### What this task involves
Each record is to be printed again precisely as it reads.

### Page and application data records

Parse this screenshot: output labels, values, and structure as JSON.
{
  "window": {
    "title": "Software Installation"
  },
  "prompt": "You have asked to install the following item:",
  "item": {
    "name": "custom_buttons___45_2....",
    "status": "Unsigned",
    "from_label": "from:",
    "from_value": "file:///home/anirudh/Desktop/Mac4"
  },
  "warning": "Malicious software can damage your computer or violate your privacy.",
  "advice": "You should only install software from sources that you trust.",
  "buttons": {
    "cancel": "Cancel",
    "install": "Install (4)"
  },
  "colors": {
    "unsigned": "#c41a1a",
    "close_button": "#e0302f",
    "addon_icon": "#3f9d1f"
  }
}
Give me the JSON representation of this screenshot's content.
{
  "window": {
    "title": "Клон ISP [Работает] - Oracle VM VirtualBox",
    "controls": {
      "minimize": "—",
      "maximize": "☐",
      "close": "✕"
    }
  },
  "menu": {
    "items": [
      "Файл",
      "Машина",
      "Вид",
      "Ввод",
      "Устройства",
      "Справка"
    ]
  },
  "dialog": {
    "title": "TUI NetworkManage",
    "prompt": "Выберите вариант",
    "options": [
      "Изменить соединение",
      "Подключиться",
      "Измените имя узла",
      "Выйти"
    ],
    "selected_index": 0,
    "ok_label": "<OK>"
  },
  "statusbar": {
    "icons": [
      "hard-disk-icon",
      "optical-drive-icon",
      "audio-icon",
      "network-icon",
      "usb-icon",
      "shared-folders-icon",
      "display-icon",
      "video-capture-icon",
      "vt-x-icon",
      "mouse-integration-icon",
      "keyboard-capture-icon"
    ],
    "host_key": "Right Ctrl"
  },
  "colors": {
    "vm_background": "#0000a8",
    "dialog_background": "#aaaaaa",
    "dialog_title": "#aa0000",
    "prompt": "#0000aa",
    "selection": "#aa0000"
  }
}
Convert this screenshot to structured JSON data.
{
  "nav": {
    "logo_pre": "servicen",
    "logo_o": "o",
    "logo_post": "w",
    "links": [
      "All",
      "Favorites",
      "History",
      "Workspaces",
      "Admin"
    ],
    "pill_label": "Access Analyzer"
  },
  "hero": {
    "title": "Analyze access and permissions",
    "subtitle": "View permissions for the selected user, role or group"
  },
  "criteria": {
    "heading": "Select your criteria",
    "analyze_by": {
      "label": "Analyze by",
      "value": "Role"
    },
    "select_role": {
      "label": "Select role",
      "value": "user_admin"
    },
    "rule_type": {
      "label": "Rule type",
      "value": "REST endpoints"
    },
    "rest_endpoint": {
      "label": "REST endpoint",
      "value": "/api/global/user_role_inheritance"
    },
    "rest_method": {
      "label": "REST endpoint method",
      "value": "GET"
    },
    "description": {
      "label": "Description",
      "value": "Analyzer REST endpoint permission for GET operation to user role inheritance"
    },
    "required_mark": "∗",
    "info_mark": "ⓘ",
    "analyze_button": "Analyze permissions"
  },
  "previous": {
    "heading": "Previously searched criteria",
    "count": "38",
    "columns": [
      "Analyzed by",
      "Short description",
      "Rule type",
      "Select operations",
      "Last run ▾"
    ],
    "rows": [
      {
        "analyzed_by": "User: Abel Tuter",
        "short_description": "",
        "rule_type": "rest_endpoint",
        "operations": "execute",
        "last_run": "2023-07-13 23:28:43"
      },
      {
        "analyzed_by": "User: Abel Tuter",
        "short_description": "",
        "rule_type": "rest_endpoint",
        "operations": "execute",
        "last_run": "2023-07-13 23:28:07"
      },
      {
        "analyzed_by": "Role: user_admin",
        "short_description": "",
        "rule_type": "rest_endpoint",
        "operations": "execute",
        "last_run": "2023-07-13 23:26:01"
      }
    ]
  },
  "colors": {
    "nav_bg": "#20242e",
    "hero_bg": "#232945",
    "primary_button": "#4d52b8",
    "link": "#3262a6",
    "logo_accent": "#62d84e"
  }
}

### Written reply
Parse this screenshot: output labels, values, and structure as JSON.
{
  "window": {
    "title": "Software Installation"
  },
  "prompt": "You have asked to install the following item:",
  "item": {
    "name": "custom_buttons___45_2....",
    "status": "Unsigned",
    "from_label": "from:",
    "from_value": "file:///home/anirudh/Desktop/Mac4"
  },
  "warning": "Malicious software can damage your computer or violate your privacy.",
  "advice": "You should only install software from sources that you trust.",
  "buttons": {
    "cancel": "Cancel",
    "install": "Install (4)"
  },
  "colors": {
    "unsigned": "#c41a1a",
    "close_button": "#e0302f",
    "addon_icon": "#3f9d1f"
  }
}
Give me the JSON representation of this screenshot's content.
{
  "window": {
    "title": "Клон ISP [Работает] - Oracle VM VirtualBox",
    "controls": {
      "minimize": "—",
      "maximize": "☐",
      "close": "✕"
    }
  },
  "menu": {
    "items": [
      "Файл",
      "Машина",
      "Вид",
      "Ввод",
      "Устройства",
      "Справка"
    ]
  },
  "dialog": {
    "title": "TUI NetworkManage",
    "prompt": "Выберите вариант",
    "options": [
      "Изменить соединение",
      "Подключиться",
      "Измените имя узла",
      "Выйти"
    ],
    "selected_index": 0,
    "ok_label": "<OK>"
  },
  "statusbar": {
    "icons": [
      "hard-disk-icon",
      "optical-drive-icon",
      "audio-icon",
      "network-icon",
      "usb-icon",
      "shared-folders-icon",
      "display-icon",
      "video-capture-icon",
      "vt-x-icon",
      "mouse-integration-icon",
      "keyboard-capture-icon"
    ],
    "host_key": "Right Ctrl"
  },
  "colors": {
    "vm_background": "#0000a8",
    "dialog_background": "#aaaaaa",
    "dialog_title": "#aa0000",
    "prompt": "#0000aa",
    "selection": "#aa0000"
  }
}
Convert this screenshot to structured JSON data.
{
  "nav": {
    "logo_pre": "servicen",
    "logo_o": "o",
    "logo_post": "w",
    "links": [
      "All",
      "Favorites",
      "History",
      "Workspaces",
      "Admin"
    ],
    "pill_label": "Access Analyzer"
  },
  "hero": {
    "title": "Analyze access and permissions",
    "subtitle": "View permissions for the selected user, role or group"
  },
  "criteria": {
    "heading": "Select your criteria",
    "analyze_by": {
      "label": "Analyze by",
      "value": "Role"
    },
    "select_role": {
      "label": "Select role",
      "value": "user_admin"
    },
    "rule_type": {
      "label": "Rule type",
      "value": "REST endpoints"
    },
    "rest_endpoint": {
      "label": "REST endpoint",
      "value": "/api/global/user_role_inheritance"
    },
    "rest_method": {
      "label": "REST endpoint method",
      "value": "GET"
    },
    "description": {
      "label": "Description",
      "value": "Analyzer REST endpoint permission for GET operation to user role inheritance"
    },
    "required_mark": "∗",
    "info_mark": "ⓘ",
    "analyze_button": "Analyze permissions"
  },
  "previous": {
    "heading": "Previously searched criteria",
    "count": "38",
    "columns": [
      "Analyzed by",
      "Short description",
      "Rule type",
      "Select operations",
      "Last run ▾"
    ],
    "rows": [
      {
        "analyzed_by": "User: Abel Tuter",
        "short_description": "",
        "rule_type": "rest_endpoint",
        "operations": "execute",
        "last_run": "2023-07-13 23:28:43"
      },
      {
        "analyzed_by": "User: Abel Tuter",
        "short_description": "",
        "rule_type": "rest_endpoint",
        "operations": "execute",
        "last_run": "2023-07-13 23:28:07"
      },
      {
        "analyzed_by": "Role: user_admin",
        "short_description": "",
        "rule_type": "rest_endpoint",
        "operations": "execute",
        "last_run": "2023-07-13 23:26:01"
      }
    ]
  },
  "colors": {
    "nav_bg": "#20242e",
    "hero_bg": "#232945",
    "primary_button": "#4d52b8",
    "link": "#3262a6",
    "logo_accent": "#62d84e"
  }
}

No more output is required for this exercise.